WHAT THE EXERCISE ASKS - The entries below must be copied exactly as they are.

MATERIAL FOR THIS EXERCISE -
+ + + +

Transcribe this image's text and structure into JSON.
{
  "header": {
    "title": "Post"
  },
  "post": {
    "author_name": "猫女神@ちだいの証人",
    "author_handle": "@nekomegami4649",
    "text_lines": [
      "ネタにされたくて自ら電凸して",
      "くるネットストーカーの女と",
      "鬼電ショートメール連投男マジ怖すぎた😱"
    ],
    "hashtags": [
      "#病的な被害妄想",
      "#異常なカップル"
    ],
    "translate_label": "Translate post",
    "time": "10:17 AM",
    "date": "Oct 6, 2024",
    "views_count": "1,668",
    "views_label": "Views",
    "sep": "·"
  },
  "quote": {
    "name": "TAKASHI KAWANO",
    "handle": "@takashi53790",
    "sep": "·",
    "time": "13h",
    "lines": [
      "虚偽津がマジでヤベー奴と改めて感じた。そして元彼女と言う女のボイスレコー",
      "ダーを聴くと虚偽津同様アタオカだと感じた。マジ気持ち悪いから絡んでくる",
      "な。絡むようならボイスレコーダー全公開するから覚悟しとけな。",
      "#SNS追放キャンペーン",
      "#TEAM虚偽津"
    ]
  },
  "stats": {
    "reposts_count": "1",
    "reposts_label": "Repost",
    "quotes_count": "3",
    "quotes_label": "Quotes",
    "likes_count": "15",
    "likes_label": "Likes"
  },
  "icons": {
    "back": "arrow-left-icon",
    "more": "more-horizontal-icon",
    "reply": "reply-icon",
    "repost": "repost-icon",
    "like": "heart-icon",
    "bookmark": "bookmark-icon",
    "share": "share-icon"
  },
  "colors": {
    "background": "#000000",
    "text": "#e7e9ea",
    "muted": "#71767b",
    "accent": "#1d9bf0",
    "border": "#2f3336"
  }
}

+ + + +

OUTPUT OF THE TASK -
Transcribe this image's text and structure into JSON.
{
  "header": {
    "title": "Post"
  },
  "post": {
    "author_name": "猫女神@ちだいの証人",
    "author_handle": "@nekomegami4649",
    "text_lines": [
      "ネタにされたくて自ら電凸して",
      "くるネットストーカーの女と",
      "鬼電ショートメール連投男マジ怖すぎた😱"
    ],
    "hashtags": [
      "#病的な被害妄想",
      "#異常なカップル"
    ],
    "translate_label": "Translate post",
    "time": "10:17 AM",
    "date": "Oct 6, 2024",
    "views_count": "1,668",
    "views_label": "Views",
    "sep": "·"
  },
  "quote": {
    "name": "TAKASHI KAWANO",
    "handle": "@takashi53790",
    "sep": "·",
    "time": "13h",
    "lines": [
      "虚偽津がマジでヤベー奴と改めて感じた。そして元彼女と言う女のボイスレコー",
      "ダーを聴くと虚偽津同様アタオカだと感じた。マジ気持ち悪いから絡んでくる",
      "な。絡むようならボイスレコーダー全公開するから覚悟しとけな。",
      "#SNS追放キャンペーン",
      "#TEAM虚偽津"
    ]
  },
  "stats": {
    "reposts_count": "1",
    "reposts_label": "Repost",
    "quotes_count": "3",
    "quotes_label": "Quotes",
    "likes_count": "15",
    "likes_label": "Likes"
  },
  "icons": {
    "back": "arrow-left-icon",
    "more": "more-horizontal-icon",
    "reply": "reply-icon",
    "repost": "repost-icon",
    "like": "heart-icon",
    "bookmark": "bookmark-icon",
    "share": "share-icon"
  },
  "colors": {
    "background": "#000000",
    "text": "#e7e9ea",
    "muted": "#71767b",
    "accent": "#1d9bf0",
    "border": "#2f3336"
  }
}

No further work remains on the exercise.